No matter the style of climbing, all climbers need certain resources, such as geographical guides for finding either different outdoor climbing regions or for rock climbing gyms, training guides to learn movement techniques, and tools to find up-to-date safety protocol. Other general information that could be useful to climbers are lifestyle tips including diets, physical conditioning, cross training programs, and safety protocol.
Not only is information on how and where to climb necessary but also how to make it to the location. For instance, many climbs are in remote areas so information on access to routes, whether it be by car or hiking, is necessary to know before a climber goes out. Not only do they need to know where the routes are, but also the difficulty, or grade, of the route to see if they are prepared to climb it. If the climbers are sport or trad climbers, they need to know how long the route is so they have the proper length rope and enough anchors to set along the way. It is very easy to get hurt while rock climbing if safety protocol is not properly followed, so accessible information on what to do or not do in order to stay safe is important. This could include tips to maintain focus, how to use gear properly, how to train in order to prevent injuries, and how to spot climbers.
Because climbers need to know where routes are and what their grades are, guide books are frequently referenced sources. There are also several channels on YouTube that climbers can watch to learn things such as climbing moves, how to tie different knots, or certain exercises to train muscles often worked while climbing. Because there are so many different techniques to be learned in climbing, manuals are a popular resource for climbers in order to advance their skills. Other not so obvious resources, such as a radio with weather reports or skin care tips to help treat callouses or protect against extreme elements are important as well.
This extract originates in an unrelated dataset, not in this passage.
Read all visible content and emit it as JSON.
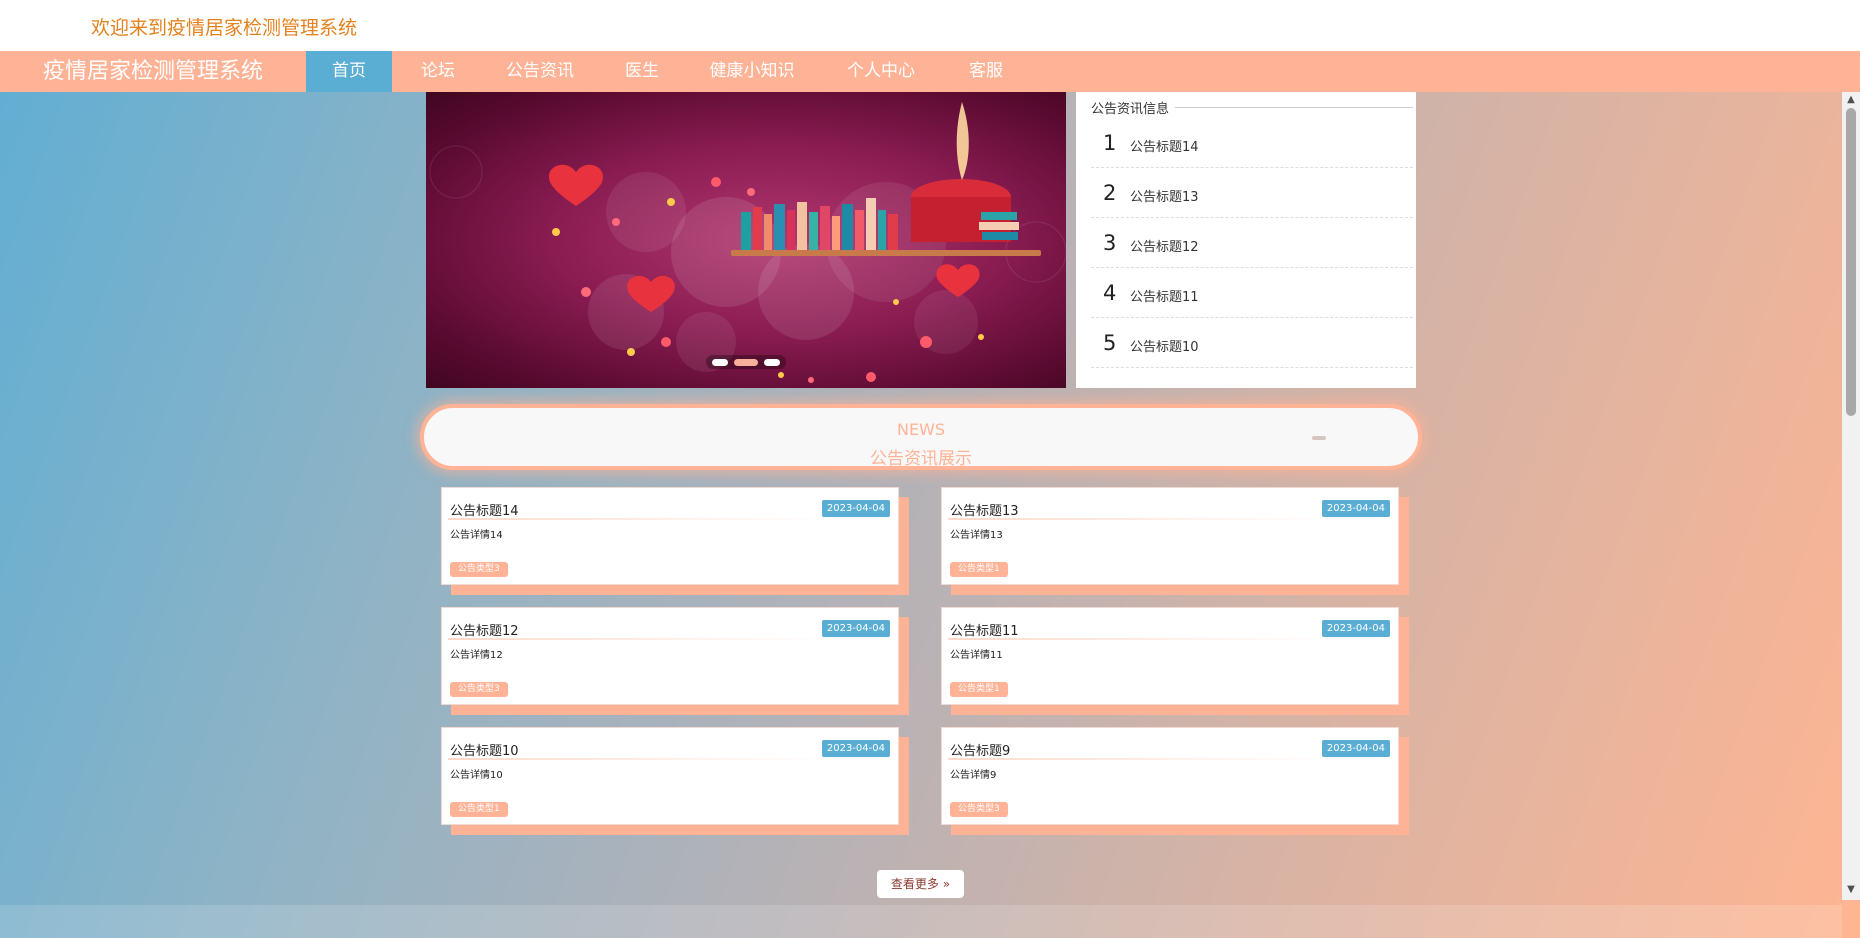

Many climbers feel that they belong to a subculture, as can be seen by the group of climbers who decided to live in Yosemite Valley during the 1970s to dedicate themselves to climbing. Because of this, there is a strong sense of a shared culture amongst climbers. There are many climbing magazines that climbers read to update themselves on recent accomplishments by top climbers, to inform themselves on popular discourses and ideas being shared, to read about recently established routes, and to update themselves on ethical issues surrounding climbing, such as the hazardous side effects from chalk mining or the environmental damage of fragile ecosystems from heavy climbing traffic in state and national parks. Not only are there magazines, but also documentaries, Instagram accounts, YouTube channels, and podcasts dedicated to the culture of climbing.